What different types of pension are there?
There are several different types of pensions which can suit whatever your wants and needs.
Final salary pensions, also known as defined benefit schemes, are largely funded by employers, though staff may also pay into them.
These pension schemes are often used within public service professions.
Money purchase pensions, also known as defined contribution schemes, are most often used as workplace and personal pensions.
The money you put into your pension plan is invested and what you have at retirement depends on how those investments have performed.
You can also save in the following pensions: workplace, trust-based, group personal, stakeholder and self-invested personal pensions (Sipps).
A workplace pension is where you and/or your employer make regular monthly contributions.
Trust-based pensions are those where a board of trustees manages investments on your behalf.

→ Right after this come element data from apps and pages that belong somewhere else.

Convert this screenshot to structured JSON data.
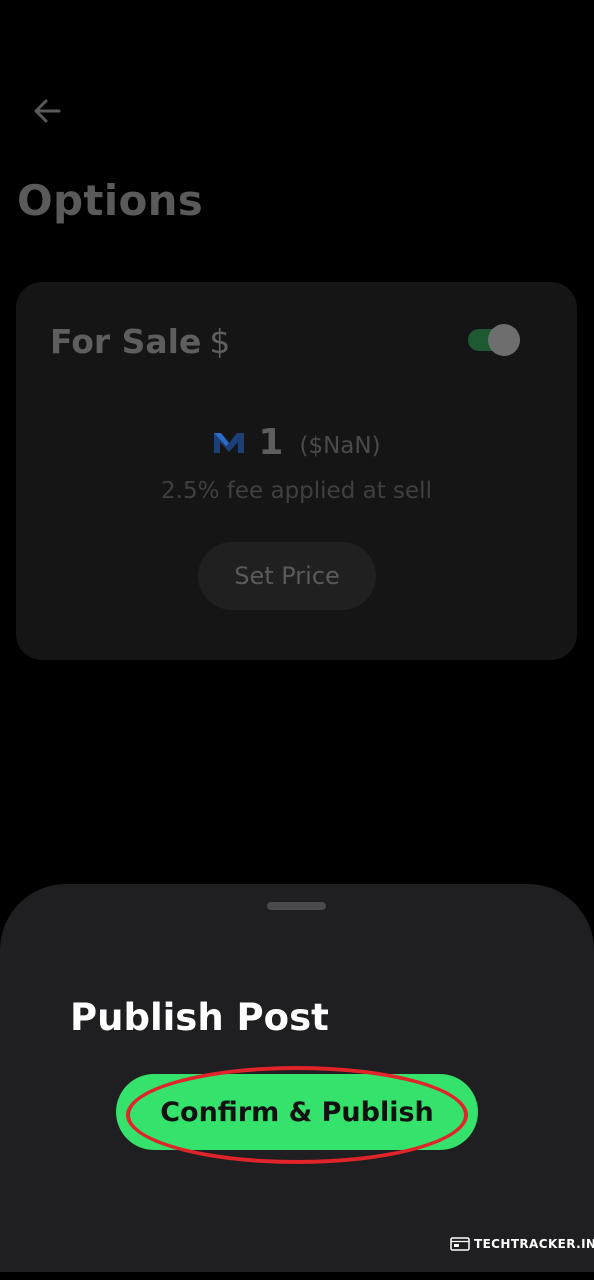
{
  "header": {
    "back_icon": "arrow-left-icon",
    "title": "Options"
  },
  "sale_card": {
    "label": "For Sale",
    "currency_symbol": "$",
    "toggle_on": true,
    "token_icon": "m-token-icon",
    "price_amount": "1",
    "price_fiat": "($NaN)",
    "fee_note": "2.5% fee applied at sell",
    "set_price_label": "Set Price"
  },
  "sheet": {
    "title": "Publish Post",
    "confirm_label": "Confirm & Publish"
  },
  "watermark": {
    "text": "TECHTRACKER.IN"
  },
  "colors": {
    "accent_green": "#35e26b",
    "highlight_red": "#e0242a",
    "sheet_bg": "#1f1f21",
    "toggle_track": "#1d5a33"
  }
}
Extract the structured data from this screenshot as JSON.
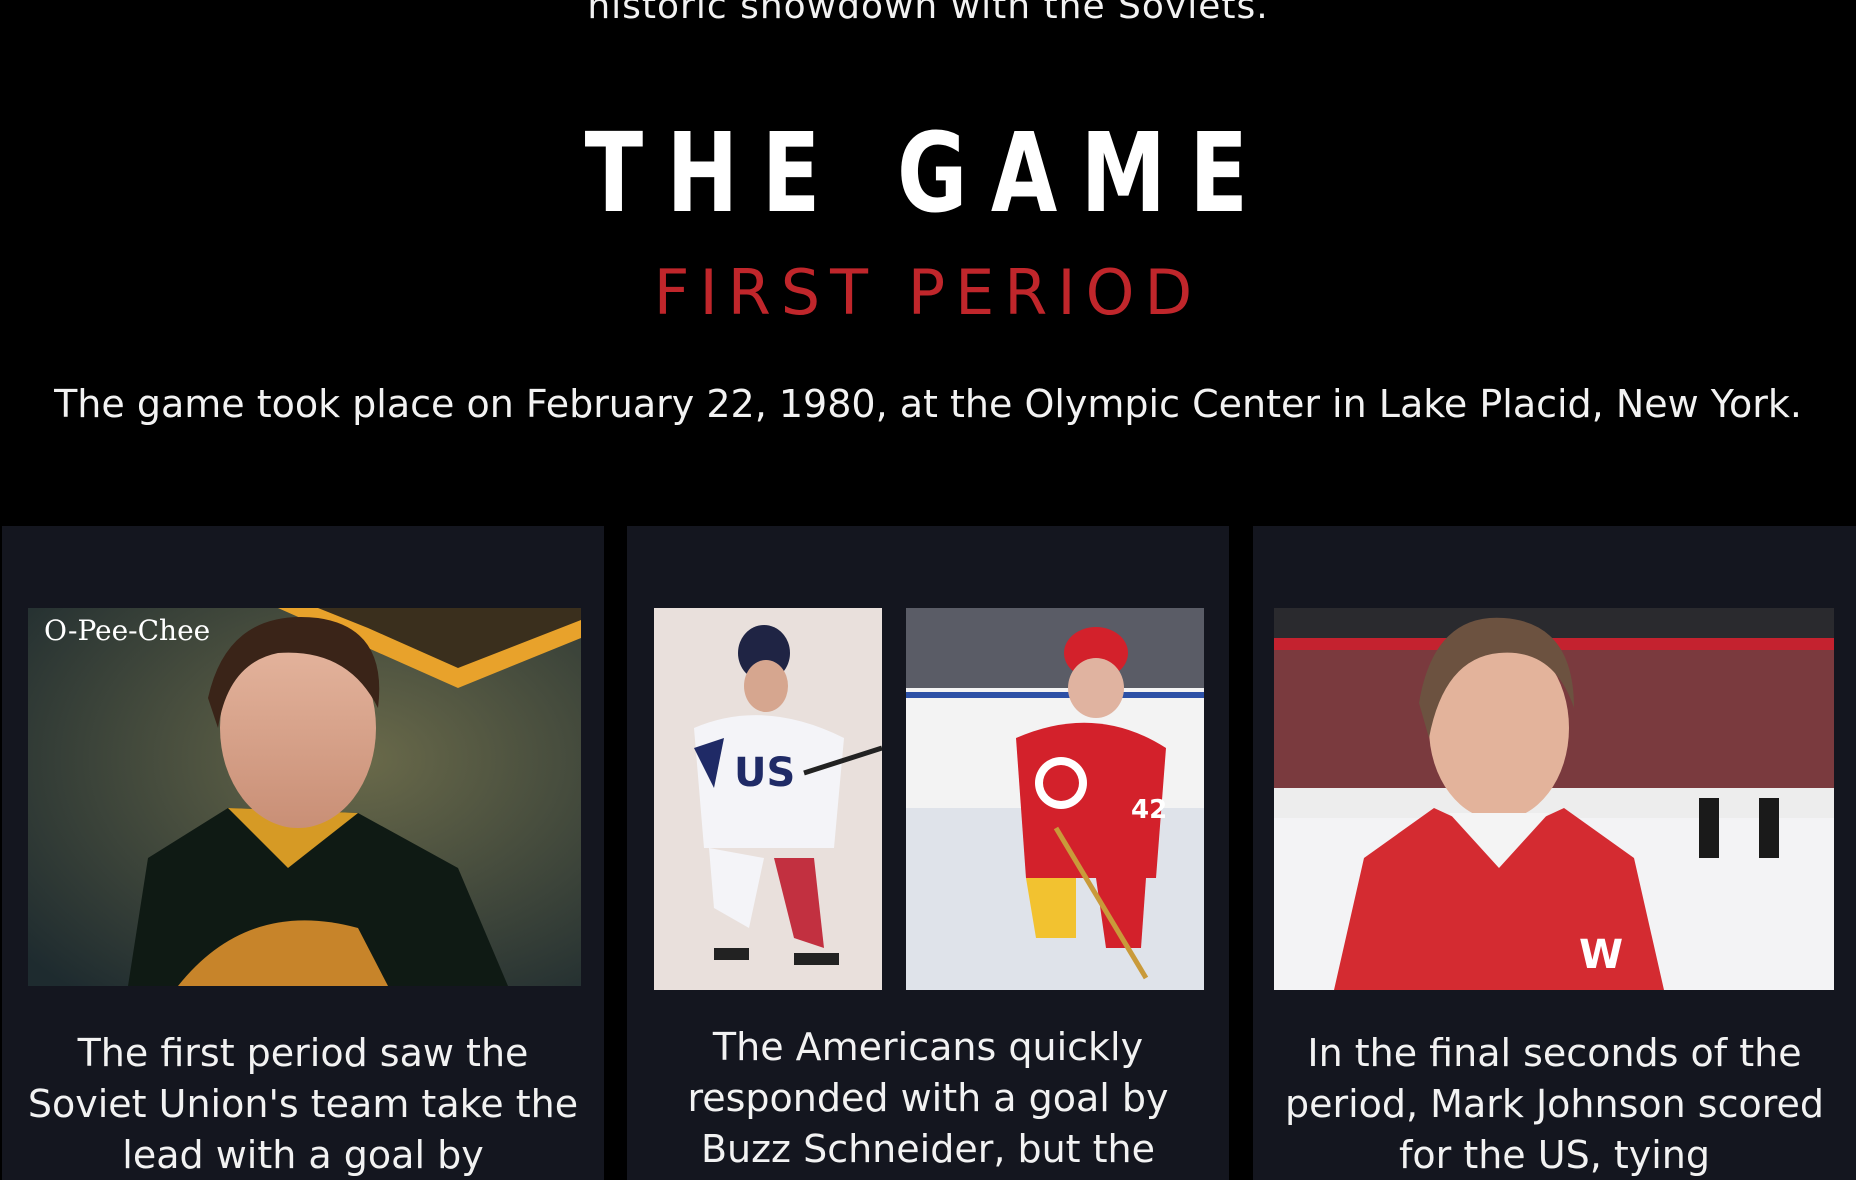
{
  "intro": {
    "text": "historic showdown with the Soviets."
  },
  "section": {
    "title": "THE GAME",
    "subtitle": "FIRST PERIOD",
    "lead": "The game took place on February 22, 1980, at the Olympic Center in Lake Placid, New York."
  },
  "cards": [
    {
      "photo_logo": "O-Pee-Chee",
      "text": "The first period saw the Soviet Union's team take the lead with a goal by"
    },
    {
      "text": "The Americans quickly responded with a goal by Buzz Schneider, but the"
    },
    {
      "text": "In the final seconds of the period, Mark Johnson scored for the US, tying"
    }
  ],
  "colors": {
    "background": "#000000",
    "card_background": "#14161f",
    "accent_red": "#c0262b",
    "text": "#f2f2f2"
  }
}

Group personal pensions are a type of pension between you and a third party insurance provider.
Stakeholder pensions are similar to workplace pensions but have low and flexible minimum contributions, capped charges and a default investment choice.
Sipps essentially give the power back to the pension holder and allow them to choose their investment for themselves.